EXERCISE AIM: Write out each line of the records that has "name" in it.

(Records from a dataset)
* * *

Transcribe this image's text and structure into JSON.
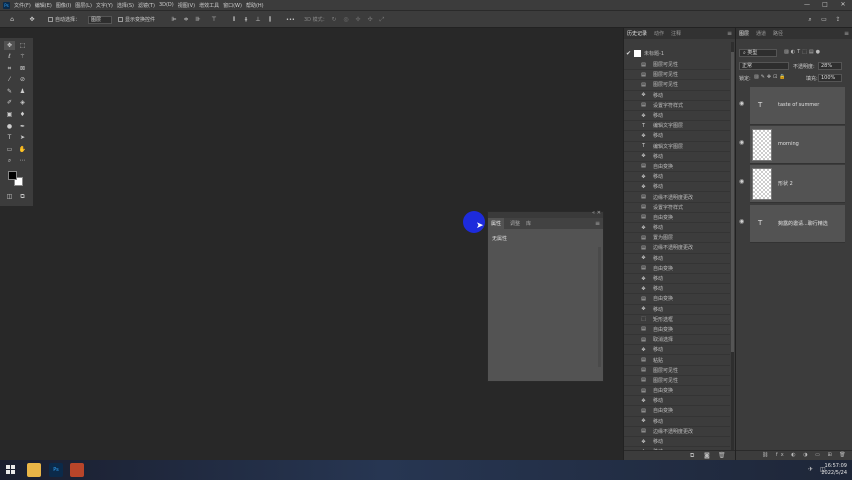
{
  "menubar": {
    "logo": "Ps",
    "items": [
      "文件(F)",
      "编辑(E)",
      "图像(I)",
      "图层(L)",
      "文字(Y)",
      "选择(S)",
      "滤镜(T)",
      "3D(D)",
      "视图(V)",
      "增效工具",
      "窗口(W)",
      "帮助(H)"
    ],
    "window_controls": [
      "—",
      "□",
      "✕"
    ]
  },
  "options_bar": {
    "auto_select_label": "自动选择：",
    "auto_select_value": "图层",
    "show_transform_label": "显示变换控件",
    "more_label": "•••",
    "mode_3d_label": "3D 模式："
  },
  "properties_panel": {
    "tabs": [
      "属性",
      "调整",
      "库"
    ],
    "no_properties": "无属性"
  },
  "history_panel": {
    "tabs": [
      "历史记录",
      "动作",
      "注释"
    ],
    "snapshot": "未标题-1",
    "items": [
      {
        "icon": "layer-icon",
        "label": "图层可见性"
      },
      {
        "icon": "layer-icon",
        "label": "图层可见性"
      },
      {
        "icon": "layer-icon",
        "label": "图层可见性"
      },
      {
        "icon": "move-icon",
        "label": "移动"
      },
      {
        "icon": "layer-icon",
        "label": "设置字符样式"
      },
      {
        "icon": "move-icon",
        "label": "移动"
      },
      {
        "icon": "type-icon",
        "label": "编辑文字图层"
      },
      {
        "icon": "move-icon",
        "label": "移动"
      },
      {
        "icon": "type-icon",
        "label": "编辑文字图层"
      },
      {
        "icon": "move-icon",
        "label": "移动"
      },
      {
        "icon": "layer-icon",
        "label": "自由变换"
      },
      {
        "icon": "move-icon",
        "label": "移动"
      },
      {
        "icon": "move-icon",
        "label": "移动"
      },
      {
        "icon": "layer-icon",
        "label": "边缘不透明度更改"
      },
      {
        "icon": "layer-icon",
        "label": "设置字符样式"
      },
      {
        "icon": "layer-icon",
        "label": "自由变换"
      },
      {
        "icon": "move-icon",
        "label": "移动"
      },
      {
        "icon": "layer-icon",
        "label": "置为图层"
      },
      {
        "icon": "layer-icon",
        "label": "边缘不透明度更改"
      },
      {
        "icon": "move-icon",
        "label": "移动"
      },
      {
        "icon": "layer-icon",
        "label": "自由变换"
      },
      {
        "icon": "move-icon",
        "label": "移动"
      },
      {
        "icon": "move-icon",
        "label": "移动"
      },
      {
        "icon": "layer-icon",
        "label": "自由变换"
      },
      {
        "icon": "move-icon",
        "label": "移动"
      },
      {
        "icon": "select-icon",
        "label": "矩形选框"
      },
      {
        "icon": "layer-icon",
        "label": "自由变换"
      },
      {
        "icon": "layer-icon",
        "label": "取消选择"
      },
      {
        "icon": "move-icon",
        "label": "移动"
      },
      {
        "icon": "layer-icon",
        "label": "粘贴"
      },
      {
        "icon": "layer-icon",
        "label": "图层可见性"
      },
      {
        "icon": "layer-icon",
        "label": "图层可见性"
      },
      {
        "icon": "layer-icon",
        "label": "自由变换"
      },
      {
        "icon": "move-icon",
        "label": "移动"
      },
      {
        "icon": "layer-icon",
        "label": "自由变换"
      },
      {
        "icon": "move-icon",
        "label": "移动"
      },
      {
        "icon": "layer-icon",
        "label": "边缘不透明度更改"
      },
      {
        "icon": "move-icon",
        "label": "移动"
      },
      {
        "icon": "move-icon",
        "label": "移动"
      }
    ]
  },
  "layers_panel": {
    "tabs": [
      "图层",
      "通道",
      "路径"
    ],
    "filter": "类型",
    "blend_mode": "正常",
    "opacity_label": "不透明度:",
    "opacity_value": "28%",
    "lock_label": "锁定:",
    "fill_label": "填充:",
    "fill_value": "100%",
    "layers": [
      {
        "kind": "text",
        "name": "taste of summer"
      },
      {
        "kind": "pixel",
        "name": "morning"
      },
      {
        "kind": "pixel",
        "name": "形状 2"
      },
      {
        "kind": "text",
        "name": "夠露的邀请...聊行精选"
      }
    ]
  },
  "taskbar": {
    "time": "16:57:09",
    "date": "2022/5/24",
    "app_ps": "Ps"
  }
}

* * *

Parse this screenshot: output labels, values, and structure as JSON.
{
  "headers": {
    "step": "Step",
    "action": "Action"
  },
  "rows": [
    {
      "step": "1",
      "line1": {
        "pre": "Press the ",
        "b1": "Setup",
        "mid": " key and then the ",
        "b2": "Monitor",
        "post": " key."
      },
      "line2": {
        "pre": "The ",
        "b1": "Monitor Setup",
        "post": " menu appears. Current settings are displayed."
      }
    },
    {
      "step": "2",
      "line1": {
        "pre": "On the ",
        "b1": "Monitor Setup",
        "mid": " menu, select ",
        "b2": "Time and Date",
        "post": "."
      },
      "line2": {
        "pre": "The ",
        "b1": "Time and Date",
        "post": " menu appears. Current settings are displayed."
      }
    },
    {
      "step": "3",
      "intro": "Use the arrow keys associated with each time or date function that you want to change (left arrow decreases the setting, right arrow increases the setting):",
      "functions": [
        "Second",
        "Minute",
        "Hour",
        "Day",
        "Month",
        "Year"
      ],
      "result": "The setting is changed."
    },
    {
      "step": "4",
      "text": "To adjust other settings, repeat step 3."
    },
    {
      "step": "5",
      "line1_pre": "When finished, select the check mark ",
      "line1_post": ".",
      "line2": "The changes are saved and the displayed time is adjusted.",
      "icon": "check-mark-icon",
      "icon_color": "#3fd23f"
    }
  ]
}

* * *

OUTPUT FOR THIS EXERCISE:
        "name": "taste of summer"
        "name": "morning"
        "name": "形状 2"
        "name": "夠露的邀请...聊行精选"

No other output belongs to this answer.